== Segment start ==

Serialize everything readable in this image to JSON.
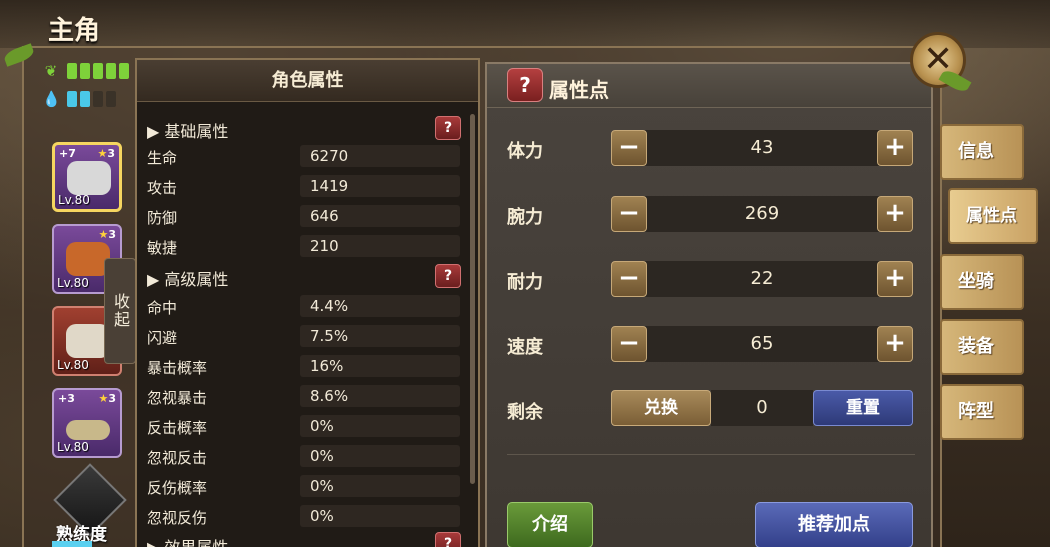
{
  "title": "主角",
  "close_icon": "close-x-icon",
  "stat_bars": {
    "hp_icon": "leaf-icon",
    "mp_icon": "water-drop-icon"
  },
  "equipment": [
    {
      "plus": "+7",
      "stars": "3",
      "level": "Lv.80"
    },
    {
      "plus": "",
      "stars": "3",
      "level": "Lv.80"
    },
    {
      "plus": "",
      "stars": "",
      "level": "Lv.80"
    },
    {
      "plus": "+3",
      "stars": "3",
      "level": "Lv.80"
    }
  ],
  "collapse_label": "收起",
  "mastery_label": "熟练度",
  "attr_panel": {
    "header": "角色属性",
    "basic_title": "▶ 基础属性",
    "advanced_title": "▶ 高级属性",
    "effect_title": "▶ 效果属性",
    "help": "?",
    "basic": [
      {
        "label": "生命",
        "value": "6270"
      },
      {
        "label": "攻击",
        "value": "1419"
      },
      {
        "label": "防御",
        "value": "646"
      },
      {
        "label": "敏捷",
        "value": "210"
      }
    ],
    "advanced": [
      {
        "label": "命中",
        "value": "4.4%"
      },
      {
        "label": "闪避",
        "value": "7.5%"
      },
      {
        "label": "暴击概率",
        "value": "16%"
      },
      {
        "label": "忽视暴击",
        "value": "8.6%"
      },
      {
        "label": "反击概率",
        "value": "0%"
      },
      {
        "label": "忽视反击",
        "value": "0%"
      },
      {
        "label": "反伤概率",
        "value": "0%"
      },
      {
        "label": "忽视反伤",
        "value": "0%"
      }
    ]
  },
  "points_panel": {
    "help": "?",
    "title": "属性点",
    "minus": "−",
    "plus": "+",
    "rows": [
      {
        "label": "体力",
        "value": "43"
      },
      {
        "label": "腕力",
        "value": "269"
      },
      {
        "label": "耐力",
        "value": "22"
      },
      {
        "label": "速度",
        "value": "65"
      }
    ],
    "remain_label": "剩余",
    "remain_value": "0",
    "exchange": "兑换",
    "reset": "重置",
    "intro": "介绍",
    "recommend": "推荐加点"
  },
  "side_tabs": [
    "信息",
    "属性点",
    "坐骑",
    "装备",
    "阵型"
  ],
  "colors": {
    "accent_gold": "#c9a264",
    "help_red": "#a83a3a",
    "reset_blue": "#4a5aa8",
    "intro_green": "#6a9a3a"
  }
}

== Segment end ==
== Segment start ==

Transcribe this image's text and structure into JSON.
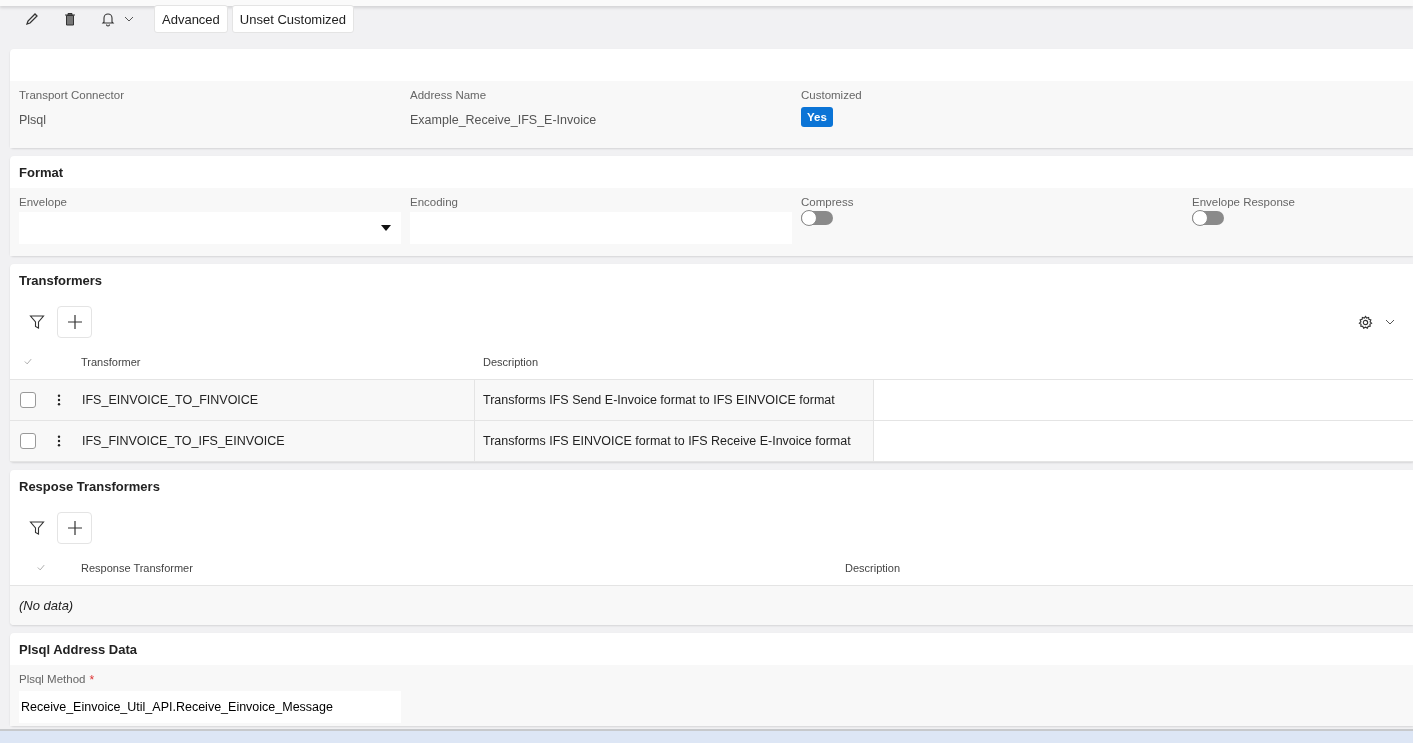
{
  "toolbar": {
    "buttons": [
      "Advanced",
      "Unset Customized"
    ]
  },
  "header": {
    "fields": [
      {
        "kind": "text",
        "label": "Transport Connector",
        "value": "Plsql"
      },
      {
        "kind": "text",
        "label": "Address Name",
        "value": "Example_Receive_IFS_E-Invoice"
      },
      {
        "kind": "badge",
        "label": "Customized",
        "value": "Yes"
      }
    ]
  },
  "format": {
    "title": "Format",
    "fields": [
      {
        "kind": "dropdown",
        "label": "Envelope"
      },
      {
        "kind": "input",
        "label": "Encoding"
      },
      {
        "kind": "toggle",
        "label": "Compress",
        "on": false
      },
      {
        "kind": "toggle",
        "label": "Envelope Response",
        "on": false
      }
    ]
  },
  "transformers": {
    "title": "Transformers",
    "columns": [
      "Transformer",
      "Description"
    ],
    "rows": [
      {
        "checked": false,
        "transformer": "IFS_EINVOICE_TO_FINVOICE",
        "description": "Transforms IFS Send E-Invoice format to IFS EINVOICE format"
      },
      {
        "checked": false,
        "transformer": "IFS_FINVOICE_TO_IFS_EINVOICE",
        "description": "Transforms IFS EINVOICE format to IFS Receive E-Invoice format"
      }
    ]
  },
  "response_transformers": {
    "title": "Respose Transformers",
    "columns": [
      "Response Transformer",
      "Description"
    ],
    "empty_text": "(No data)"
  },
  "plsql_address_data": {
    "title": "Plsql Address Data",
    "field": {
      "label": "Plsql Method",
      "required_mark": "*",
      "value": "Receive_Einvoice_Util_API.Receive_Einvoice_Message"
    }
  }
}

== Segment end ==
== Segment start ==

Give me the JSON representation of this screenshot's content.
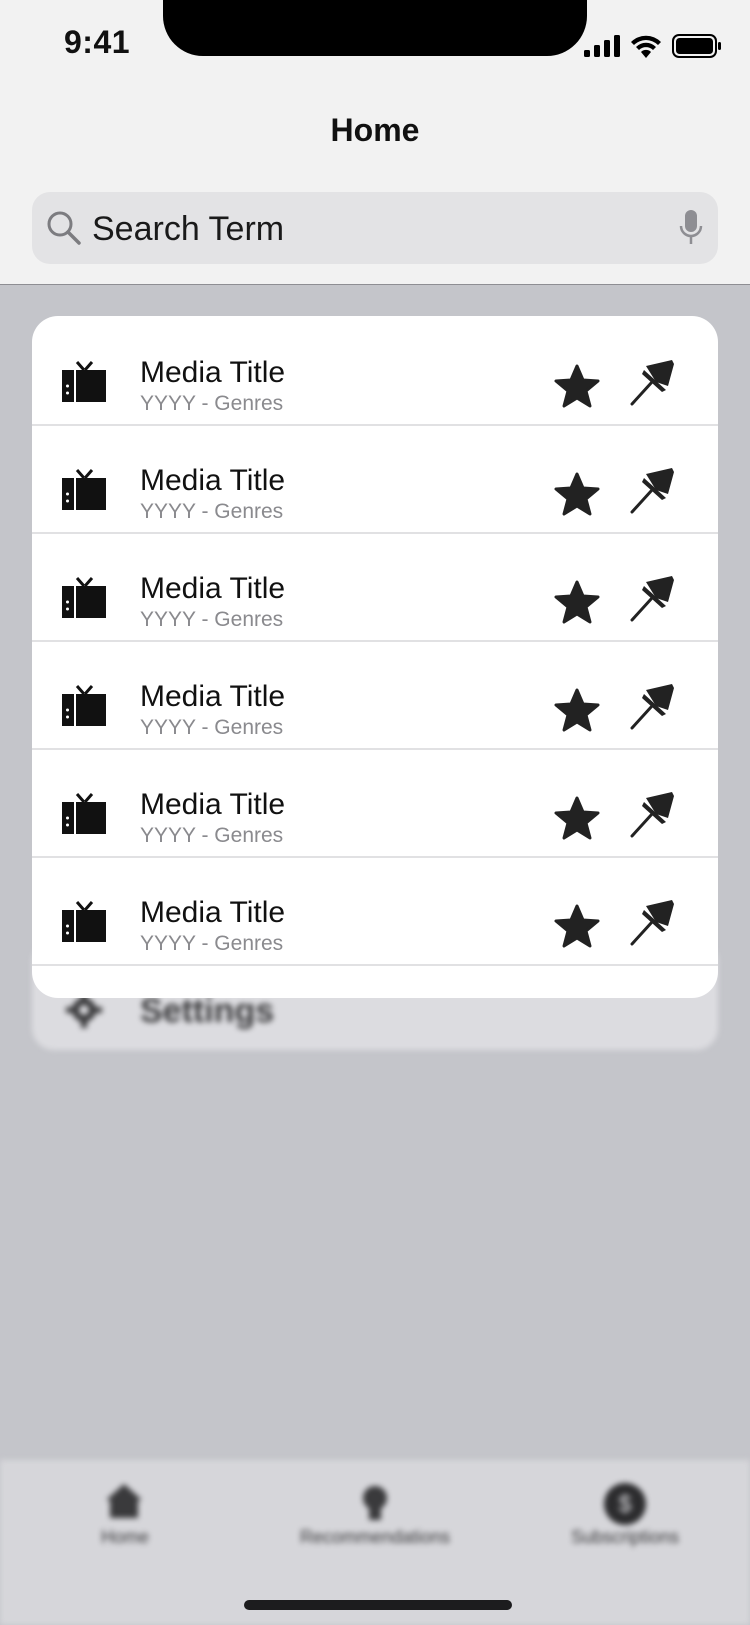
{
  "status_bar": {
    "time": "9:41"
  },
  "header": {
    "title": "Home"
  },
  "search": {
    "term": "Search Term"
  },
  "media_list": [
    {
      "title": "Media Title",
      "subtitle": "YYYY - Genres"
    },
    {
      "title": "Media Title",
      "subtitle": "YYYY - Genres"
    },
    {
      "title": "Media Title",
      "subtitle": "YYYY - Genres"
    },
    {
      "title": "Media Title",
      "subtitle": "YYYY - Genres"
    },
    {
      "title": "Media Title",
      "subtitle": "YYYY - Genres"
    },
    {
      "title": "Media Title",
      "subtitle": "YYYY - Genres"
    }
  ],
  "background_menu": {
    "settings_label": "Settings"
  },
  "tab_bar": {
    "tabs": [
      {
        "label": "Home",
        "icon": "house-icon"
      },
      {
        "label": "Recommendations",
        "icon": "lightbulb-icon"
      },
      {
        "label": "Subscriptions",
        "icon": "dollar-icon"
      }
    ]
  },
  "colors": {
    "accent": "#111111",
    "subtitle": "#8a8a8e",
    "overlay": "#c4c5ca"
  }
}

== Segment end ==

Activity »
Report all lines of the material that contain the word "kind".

Written response »
        "kind": "text",
        "kind": "text",
        "kind": "badge",
        "kind": "dropdown",
        "kind": "input",
        "kind": "toggle",
        "kind": "toggle",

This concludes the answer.